It’s who we are that matters

'It's who we are, not what we should be' ElizabethMy decision to give up my husband’s name and return to my birth name took a surprising amount of courage and energy. It meant that I would no longer share a surname with my children, but I would feel closer to the person that I was in my earliest years, when I felt that I really knew myself the best.

My upbringing in a family with three brothers, two sisters and mum and dad on a farm made it easy to carve the chores up into outside ‘boy’ jobs (milking cows, feeding calves, fences, mud, tractors) and inside ‘girl’ jobs (cooking tea, looking after the youngest kids, learning the family stories and keeping family ties strong). I was the second youngest child, and grew up seeing all of these well-rehearsed behaviours in play. It was very clear to me what boys were meant to do, and what girls were meant to do. Yet, I was a big, tall, brainy, strong…girl. The two somehow didn’t quite click.

Even knowing what was expected of me as a girl (according to my family’s rule book), I was happiest out helping Dad on the farm. And yet, I was not often given the same opportunities my brothers were. I wasn’t allowed to drive the tractor. When I was six years old, I was laughed at by my brother for stripping off my t-shirt on a hot day, as he and my dad had done. I was scoffed at for playing with the stockwhips to see how loud I could crack it and whether I could flick the leaf tips off the tree branches.

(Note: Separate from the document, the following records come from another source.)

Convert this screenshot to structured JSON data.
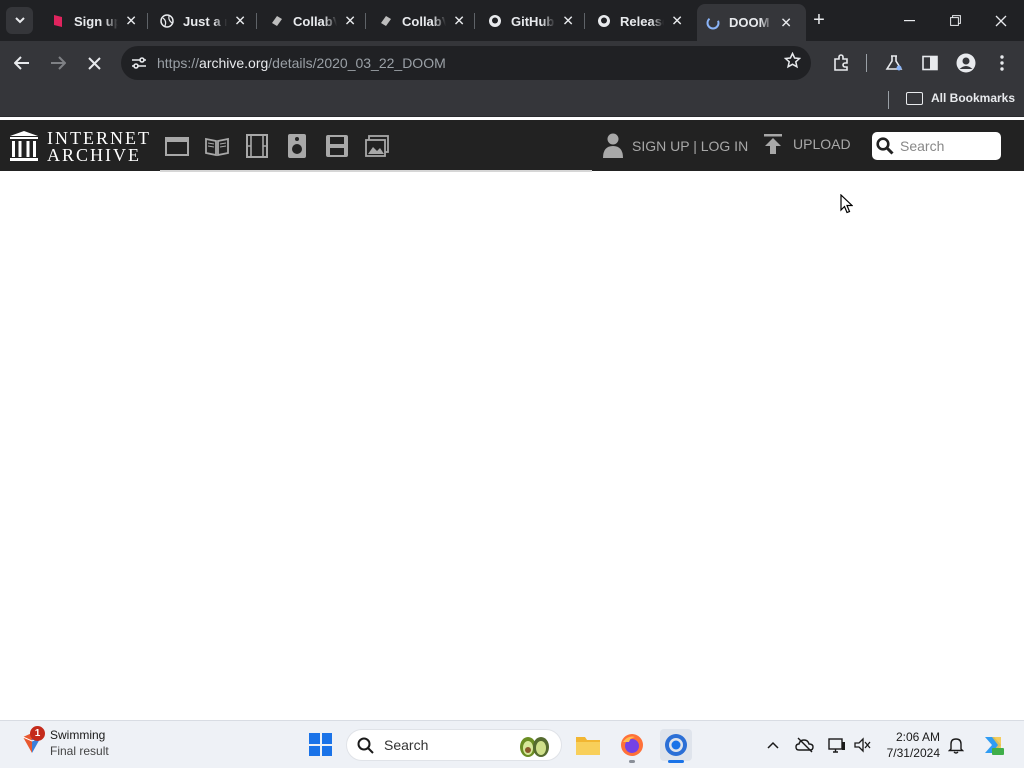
{
  "browser": {
    "tabs": [
      {
        "title": "Sign up",
        "icon": "signup-favicon",
        "active": false
      },
      {
        "title": "Just a moment",
        "icon": "globe-favicon",
        "active": false
      },
      {
        "title": "CollabVM",
        "icon": "collabvm-favicon",
        "active": false
      },
      {
        "title": "CollabVM",
        "icon": "collabvm-favicon",
        "active": false
      },
      {
        "title": "GitHub",
        "icon": "github-favicon",
        "active": false
      },
      {
        "title": "Releases",
        "icon": "github-favicon",
        "active": false
      },
      {
        "title": "DOOM",
        "icon": "archive-favicon",
        "active": true
      }
    ],
    "url_prefix": "https://",
    "url_host": "archive.org",
    "url_path": "/details/2020_03_22_DOOM",
    "all_bookmarks_label": "All Bookmarks"
  },
  "site": {
    "logo_line1": "INTERNET",
    "logo_line2": "ARCHIVE",
    "media_icons": [
      "web-icon",
      "texts-icon",
      "video-icon",
      "audio-icon",
      "software-icon",
      "images-icon"
    ],
    "signup_login_label": "SIGN UP | LOG IN",
    "upload_label": "UPLOAD",
    "search_placeholder": "Search"
  },
  "taskbar": {
    "weather_badge": "1",
    "weather_title": "Swimming",
    "weather_sub": "Final result",
    "search_label": "Search",
    "time": "2:06 AM",
    "date": "7/31/2024",
    "accent": "#1a73e8"
  }
}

Gender equality for me is about celebrating and loving the things I’m good at, and not struggling to fit someone else’s description of a woman. I have the privilege of raising sons and I teach them the same thing. These days, my family see me as the main breadwinner and as a handy-mum who can fix things and do stuff. I’m proud of being able to tie good knots, fix simple mechanical things and drive my ute. These things make me who I am, not any kind of gender stereotype.

So, I’ve reclaimed the name that belongs to me. I was born with this name, and I will be buried with it. It feels good to be me again, my own kind of woman.



If you or someone you know is impacted by sexual assault, family or domestic violence, call 1800RESPECT on 1800 737 732 or visit In an emergency, call 000.

Thank you to our guest bloggers and community advocates for taking part in our Gender Equality Matters 16 Days of Activism against Gender-based Violence campaign.

Supported by:VAV2017_Standard-logo